Task requirements | Search the records below for the string "JSON" and report only the number of lines that contain it.

Stored data |
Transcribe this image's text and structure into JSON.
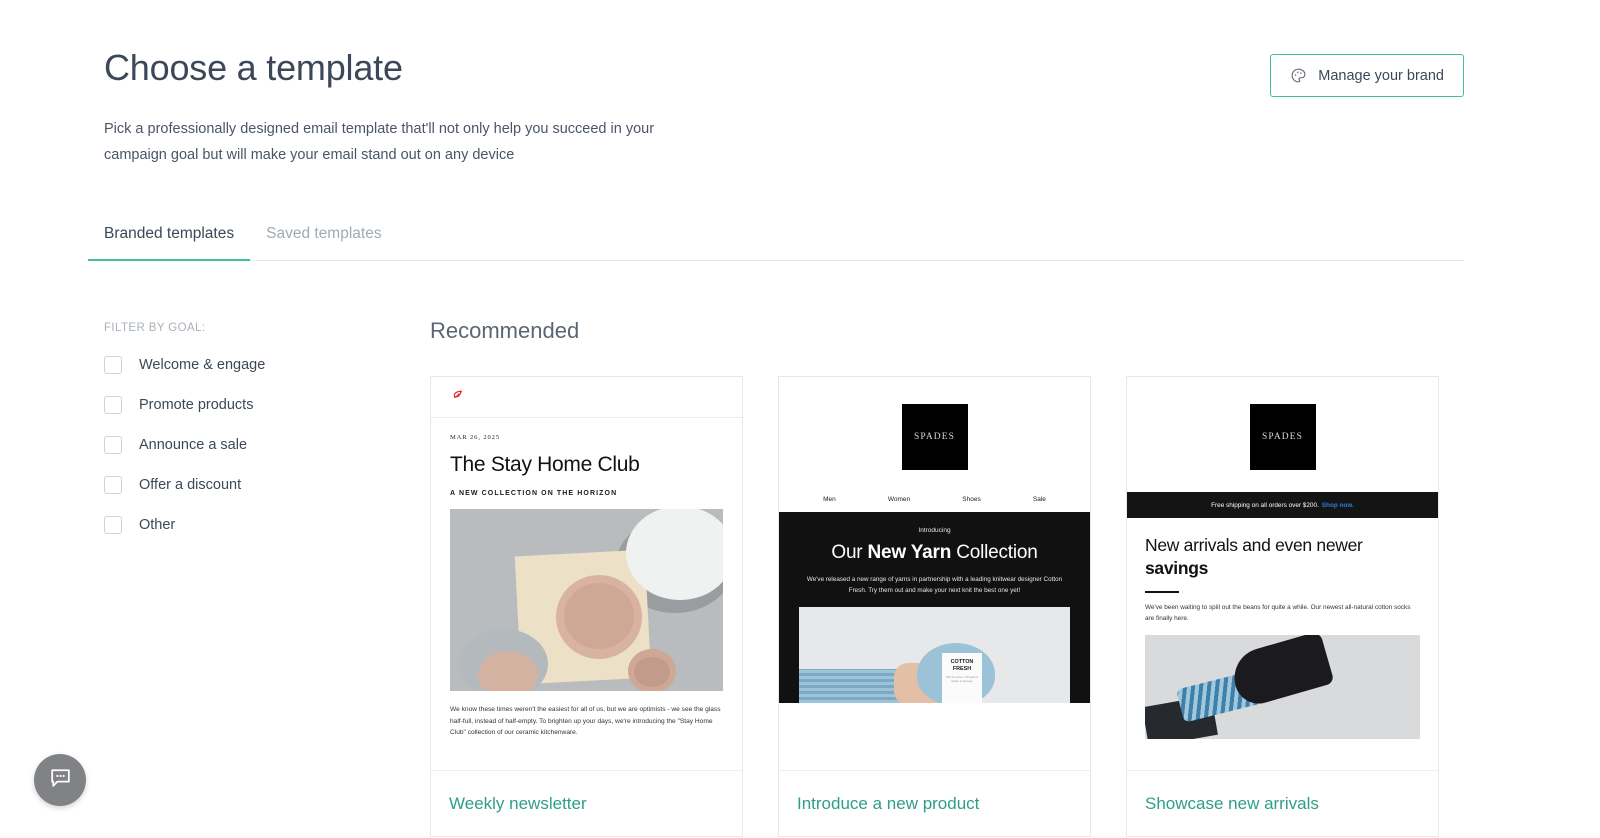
{
  "header": {
    "title": "Choose a template",
    "subtitle": "Pick a professionally designed email template that'll not only help you succeed in your campaign goal but will make your email stand out on any device",
    "brand_button": "Manage your brand",
    "brand_button_icon": "palette-icon"
  },
  "tabs": [
    {
      "label": "Branded templates",
      "active": true
    },
    {
      "label": "Saved templates",
      "active": false
    }
  ],
  "sidebar": {
    "filter_label": "FILTER BY GOAL:",
    "items": [
      {
        "label": "Welcome & engage",
        "checked": false
      },
      {
        "label": "Promote products",
        "checked": false
      },
      {
        "label": "Announce a sale",
        "checked": false
      },
      {
        "label": "Offer a discount",
        "checked": false
      },
      {
        "label": "Other",
        "checked": false
      }
    ]
  },
  "main": {
    "section_title": "Recommended",
    "cards": [
      {
        "title": "Weekly newsletter",
        "preview": {
          "logo_icon": "red-leaf-logo",
          "date": "MAR 26, 2025",
          "heading": "The Stay Home Club",
          "kicker": "A NEW COLLECTION ON THE HORIZON",
          "body": "We know these times weren't the easiest for all of us, but we are optimists - we see the glass half-full, instead of half-empty. To brighten up your days, we're introducing the \"Stay Home Club\" collection of our ceramic kitchenware."
        }
      },
      {
        "title": "Introduce a new product",
        "preview": {
          "logo": "SPADES",
          "nav": [
            "Men",
            "Women",
            "Shoes",
            "Sale"
          ],
          "eyebrow": "Introducing",
          "heading_part1": "Our ",
          "heading_bold": "New Yarn",
          "heading_part2": " Collection",
          "body": "We've released a new range of yarns in partnership with a leading knitwear designer Cotton Fresh. Try them out and make your next knit the best one yet!",
          "product_label_line1": "COTTON",
          "product_label_line2": "FRESH",
          "product_label_sub": "100 % cotton | 50 grams Made in Europe"
        }
      },
      {
        "title": "Showcase new arrivals",
        "preview": {
          "logo": "SPADES",
          "banner_text": "Free shipping on all orders over $200.",
          "banner_link": "Shop now.",
          "heading_part1": "New arrivals and even newer ",
          "heading_bold": "savings",
          "body": "We've been waiting to spill out the beans for quite a while. Our newest all-natural cotton socks are finally here."
        }
      }
    ]
  },
  "chat": {
    "icon": "chat-bubble-icon"
  },
  "colors": {
    "accent_teal": "#3fbf9a",
    "title_teal": "#2f9e87",
    "text_dark": "#3c4858",
    "link_blue": "#2a7fe0"
  }
}
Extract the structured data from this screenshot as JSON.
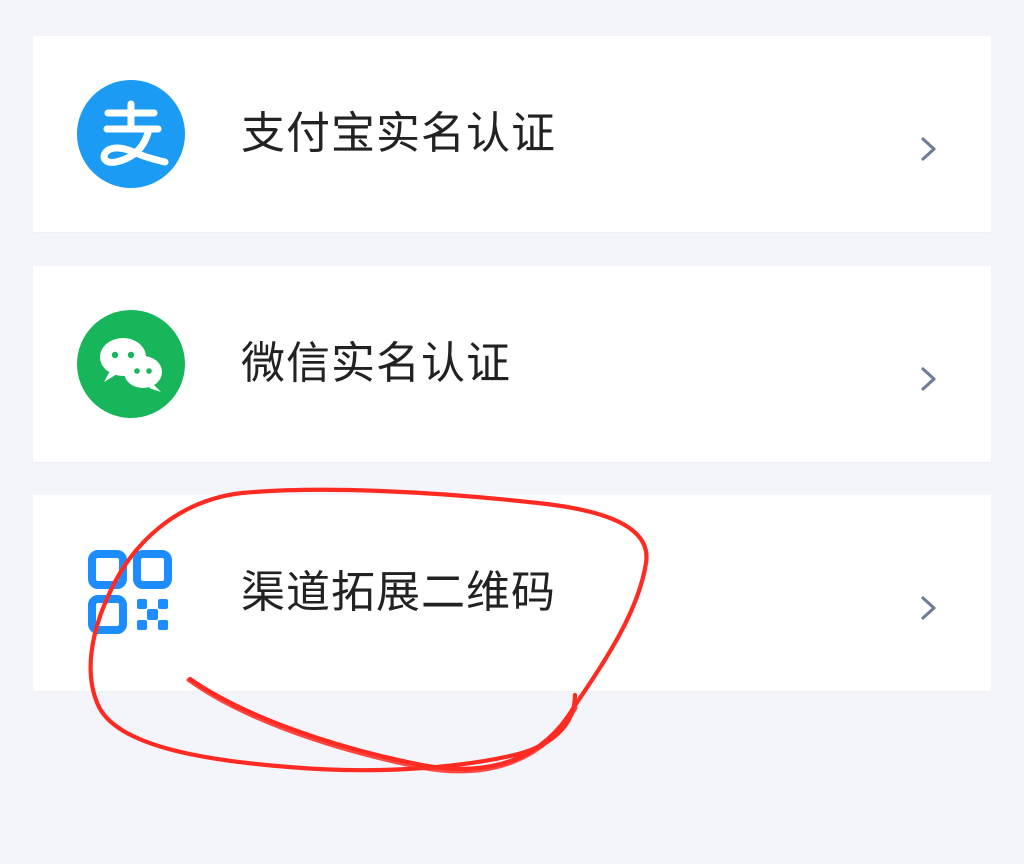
{
  "items": [
    {
      "label": "支付宝实名认证",
      "icon": "alipay-icon",
      "icon_color": "#1677ff"
    },
    {
      "label": "微信实名认证",
      "icon": "wechat-icon",
      "icon_color": "#07c160"
    },
    {
      "label": "渠道拓展二维码",
      "icon": "qr-code-icon",
      "icon_color": "#1d8cff"
    }
  ],
  "chevron_icon": "chevron-right-icon",
  "annotation": {
    "type": "hand-drawn-circle",
    "color": "#ff2a22"
  }
}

Solution | 2